YOUR INSTRUCTIONS: In how many lines of the records below does the word "educational" appear? Answer with the number alone.

Dataset items:

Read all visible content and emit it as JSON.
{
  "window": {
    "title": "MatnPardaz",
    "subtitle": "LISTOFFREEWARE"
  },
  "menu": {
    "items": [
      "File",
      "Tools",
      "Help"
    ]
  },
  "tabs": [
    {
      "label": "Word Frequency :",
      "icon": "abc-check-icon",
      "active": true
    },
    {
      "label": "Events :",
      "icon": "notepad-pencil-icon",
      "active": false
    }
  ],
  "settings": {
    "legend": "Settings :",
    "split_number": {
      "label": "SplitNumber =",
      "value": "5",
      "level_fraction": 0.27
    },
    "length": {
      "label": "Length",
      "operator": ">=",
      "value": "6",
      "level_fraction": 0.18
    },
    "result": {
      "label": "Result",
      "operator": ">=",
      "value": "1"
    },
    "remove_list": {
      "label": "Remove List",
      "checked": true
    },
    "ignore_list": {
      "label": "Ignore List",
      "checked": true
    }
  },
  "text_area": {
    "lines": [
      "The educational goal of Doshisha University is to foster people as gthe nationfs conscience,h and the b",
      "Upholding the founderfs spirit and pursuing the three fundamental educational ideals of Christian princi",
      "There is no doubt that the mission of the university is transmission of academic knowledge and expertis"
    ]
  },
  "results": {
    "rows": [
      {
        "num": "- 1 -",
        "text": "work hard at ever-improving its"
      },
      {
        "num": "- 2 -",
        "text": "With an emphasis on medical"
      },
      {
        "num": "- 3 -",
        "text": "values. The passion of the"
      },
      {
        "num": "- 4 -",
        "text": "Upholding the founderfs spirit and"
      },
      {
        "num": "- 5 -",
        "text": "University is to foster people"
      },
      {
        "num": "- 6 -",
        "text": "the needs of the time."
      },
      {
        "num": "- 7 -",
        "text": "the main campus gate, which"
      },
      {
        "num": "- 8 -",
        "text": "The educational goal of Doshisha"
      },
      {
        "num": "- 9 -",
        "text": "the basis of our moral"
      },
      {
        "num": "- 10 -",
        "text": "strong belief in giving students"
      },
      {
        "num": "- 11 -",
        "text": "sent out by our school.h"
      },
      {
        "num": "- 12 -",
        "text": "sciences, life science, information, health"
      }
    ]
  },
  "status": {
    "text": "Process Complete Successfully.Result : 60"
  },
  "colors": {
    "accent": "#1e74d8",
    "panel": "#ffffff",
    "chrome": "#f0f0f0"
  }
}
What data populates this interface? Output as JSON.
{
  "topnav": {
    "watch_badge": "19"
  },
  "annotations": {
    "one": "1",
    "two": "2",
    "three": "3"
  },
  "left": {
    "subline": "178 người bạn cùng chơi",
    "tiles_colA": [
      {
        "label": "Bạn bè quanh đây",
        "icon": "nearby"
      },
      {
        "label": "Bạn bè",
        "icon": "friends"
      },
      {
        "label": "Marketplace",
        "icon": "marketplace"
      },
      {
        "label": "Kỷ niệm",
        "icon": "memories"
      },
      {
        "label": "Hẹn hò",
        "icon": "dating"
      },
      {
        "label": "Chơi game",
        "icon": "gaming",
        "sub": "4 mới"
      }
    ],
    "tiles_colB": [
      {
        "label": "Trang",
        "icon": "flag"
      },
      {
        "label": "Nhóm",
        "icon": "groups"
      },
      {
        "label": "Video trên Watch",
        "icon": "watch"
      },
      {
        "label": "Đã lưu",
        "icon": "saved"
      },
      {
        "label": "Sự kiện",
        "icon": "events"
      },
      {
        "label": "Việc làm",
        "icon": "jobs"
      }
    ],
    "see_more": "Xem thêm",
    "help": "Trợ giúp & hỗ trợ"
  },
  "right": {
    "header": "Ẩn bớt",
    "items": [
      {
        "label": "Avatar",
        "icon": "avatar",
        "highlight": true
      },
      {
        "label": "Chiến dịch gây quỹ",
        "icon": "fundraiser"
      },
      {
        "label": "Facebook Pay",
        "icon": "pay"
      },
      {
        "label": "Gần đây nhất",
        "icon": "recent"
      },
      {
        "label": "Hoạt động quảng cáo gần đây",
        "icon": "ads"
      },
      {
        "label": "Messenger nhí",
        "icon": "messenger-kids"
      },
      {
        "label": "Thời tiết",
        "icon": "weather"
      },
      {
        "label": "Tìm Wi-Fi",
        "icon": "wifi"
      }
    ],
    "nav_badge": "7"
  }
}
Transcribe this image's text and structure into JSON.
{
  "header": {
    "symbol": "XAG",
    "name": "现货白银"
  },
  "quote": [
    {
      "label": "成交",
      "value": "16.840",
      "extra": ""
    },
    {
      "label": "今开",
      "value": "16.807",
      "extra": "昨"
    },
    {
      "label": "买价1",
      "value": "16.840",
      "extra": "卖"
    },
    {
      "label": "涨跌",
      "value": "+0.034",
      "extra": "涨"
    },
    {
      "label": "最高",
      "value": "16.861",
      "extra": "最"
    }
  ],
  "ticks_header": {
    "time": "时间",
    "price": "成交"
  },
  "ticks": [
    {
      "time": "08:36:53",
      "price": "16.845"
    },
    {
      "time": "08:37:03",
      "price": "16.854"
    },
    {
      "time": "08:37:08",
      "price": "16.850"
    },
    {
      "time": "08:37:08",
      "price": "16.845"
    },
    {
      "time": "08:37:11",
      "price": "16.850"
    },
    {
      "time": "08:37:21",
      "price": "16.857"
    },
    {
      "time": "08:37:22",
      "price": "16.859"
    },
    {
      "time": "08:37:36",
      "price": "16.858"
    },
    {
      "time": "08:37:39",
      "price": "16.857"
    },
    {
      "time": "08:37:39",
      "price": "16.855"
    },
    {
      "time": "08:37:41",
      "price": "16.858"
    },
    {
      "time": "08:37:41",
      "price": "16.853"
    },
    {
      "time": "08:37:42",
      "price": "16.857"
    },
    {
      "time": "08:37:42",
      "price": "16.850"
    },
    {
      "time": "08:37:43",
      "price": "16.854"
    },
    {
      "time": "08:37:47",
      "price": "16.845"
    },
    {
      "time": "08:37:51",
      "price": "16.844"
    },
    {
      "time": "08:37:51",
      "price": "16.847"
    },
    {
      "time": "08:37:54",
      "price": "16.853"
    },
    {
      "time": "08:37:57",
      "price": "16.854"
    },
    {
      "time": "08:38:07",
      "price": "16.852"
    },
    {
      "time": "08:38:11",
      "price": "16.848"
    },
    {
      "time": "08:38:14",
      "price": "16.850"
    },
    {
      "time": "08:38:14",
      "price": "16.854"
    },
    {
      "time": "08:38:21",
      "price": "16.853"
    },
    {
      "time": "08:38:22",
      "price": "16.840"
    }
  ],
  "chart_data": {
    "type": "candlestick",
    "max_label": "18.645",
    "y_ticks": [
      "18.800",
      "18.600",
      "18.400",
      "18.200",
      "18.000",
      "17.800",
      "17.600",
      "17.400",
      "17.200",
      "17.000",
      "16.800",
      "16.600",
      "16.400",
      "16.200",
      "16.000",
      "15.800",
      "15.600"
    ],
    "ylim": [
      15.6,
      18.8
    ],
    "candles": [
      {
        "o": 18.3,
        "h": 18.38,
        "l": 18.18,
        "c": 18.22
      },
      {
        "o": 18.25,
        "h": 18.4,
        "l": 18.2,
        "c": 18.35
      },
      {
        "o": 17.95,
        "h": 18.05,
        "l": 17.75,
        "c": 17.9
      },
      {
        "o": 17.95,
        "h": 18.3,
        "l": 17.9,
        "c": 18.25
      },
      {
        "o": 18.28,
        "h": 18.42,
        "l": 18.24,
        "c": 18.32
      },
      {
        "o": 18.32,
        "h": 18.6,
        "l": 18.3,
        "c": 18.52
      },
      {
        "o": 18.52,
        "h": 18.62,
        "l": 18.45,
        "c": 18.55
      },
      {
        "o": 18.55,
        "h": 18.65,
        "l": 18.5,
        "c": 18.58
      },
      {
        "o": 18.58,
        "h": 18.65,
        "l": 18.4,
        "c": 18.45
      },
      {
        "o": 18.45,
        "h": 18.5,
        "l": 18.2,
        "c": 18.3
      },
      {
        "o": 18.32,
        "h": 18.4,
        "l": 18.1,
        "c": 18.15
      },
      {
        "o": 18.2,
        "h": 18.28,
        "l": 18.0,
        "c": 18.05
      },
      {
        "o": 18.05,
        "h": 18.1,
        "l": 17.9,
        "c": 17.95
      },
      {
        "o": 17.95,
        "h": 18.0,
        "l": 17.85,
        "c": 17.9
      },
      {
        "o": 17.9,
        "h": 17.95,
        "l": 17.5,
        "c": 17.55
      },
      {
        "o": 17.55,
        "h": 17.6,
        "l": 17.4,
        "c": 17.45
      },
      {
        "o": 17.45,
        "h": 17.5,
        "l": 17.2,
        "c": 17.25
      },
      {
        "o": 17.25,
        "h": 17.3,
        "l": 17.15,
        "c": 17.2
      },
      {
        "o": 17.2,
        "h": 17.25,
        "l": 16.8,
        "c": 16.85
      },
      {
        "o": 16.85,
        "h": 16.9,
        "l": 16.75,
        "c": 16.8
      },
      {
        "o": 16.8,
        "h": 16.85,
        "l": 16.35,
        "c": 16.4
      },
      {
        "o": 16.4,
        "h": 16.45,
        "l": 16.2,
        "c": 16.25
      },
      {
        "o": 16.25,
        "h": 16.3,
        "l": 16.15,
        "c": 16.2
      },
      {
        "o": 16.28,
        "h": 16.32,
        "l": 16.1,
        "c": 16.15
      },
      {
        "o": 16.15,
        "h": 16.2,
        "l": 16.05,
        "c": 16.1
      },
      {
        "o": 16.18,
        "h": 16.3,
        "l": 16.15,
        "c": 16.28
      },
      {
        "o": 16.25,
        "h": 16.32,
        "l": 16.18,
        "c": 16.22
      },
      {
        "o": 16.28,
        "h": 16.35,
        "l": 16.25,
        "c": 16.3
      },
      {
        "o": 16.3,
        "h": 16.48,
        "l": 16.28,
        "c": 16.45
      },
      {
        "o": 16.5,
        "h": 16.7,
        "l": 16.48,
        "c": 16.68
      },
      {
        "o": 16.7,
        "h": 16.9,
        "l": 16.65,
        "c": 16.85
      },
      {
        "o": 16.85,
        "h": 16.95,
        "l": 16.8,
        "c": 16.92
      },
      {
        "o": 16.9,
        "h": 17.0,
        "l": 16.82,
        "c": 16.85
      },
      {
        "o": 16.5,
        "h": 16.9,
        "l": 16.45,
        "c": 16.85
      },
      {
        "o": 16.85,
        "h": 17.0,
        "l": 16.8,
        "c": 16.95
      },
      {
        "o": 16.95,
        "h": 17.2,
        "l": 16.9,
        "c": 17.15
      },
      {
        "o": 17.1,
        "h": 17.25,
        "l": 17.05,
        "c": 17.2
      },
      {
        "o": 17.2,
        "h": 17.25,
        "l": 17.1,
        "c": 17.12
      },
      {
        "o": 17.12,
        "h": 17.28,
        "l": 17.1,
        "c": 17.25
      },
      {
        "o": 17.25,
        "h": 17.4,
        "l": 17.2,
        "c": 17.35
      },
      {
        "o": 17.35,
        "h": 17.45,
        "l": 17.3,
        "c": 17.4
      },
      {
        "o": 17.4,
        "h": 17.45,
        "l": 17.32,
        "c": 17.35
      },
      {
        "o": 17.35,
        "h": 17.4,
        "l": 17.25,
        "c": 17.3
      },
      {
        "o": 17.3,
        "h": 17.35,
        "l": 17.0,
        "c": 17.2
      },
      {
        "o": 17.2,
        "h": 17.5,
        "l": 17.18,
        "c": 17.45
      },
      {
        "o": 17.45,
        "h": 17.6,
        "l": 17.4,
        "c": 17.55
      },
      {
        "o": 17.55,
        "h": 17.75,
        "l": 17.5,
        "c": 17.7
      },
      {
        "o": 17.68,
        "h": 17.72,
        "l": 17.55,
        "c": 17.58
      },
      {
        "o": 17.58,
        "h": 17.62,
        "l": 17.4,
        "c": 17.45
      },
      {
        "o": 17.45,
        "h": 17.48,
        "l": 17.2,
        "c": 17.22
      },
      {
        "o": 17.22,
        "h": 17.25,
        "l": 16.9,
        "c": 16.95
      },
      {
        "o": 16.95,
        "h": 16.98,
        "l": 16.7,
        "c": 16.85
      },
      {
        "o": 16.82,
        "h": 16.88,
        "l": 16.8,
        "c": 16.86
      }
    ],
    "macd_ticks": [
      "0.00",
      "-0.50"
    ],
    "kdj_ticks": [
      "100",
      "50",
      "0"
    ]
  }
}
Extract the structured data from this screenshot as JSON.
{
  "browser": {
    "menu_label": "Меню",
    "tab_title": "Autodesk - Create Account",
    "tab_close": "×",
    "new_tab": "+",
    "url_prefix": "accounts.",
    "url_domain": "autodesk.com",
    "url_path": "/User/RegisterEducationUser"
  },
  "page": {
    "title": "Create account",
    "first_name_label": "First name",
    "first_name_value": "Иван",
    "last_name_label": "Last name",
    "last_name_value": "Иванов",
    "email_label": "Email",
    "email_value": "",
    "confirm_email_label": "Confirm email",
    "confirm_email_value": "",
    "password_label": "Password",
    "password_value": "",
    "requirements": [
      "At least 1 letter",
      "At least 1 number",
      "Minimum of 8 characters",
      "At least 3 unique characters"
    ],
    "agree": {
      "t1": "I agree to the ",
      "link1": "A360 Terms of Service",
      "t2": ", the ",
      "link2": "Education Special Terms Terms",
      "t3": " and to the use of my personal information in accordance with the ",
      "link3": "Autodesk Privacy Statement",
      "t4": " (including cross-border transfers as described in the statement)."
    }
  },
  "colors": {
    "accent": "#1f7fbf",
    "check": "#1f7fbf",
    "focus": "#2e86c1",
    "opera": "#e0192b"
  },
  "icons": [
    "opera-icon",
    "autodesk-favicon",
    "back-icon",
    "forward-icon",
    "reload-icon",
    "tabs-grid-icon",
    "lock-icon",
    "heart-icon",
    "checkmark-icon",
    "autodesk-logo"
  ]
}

RESULT FOR THIS TASK: 3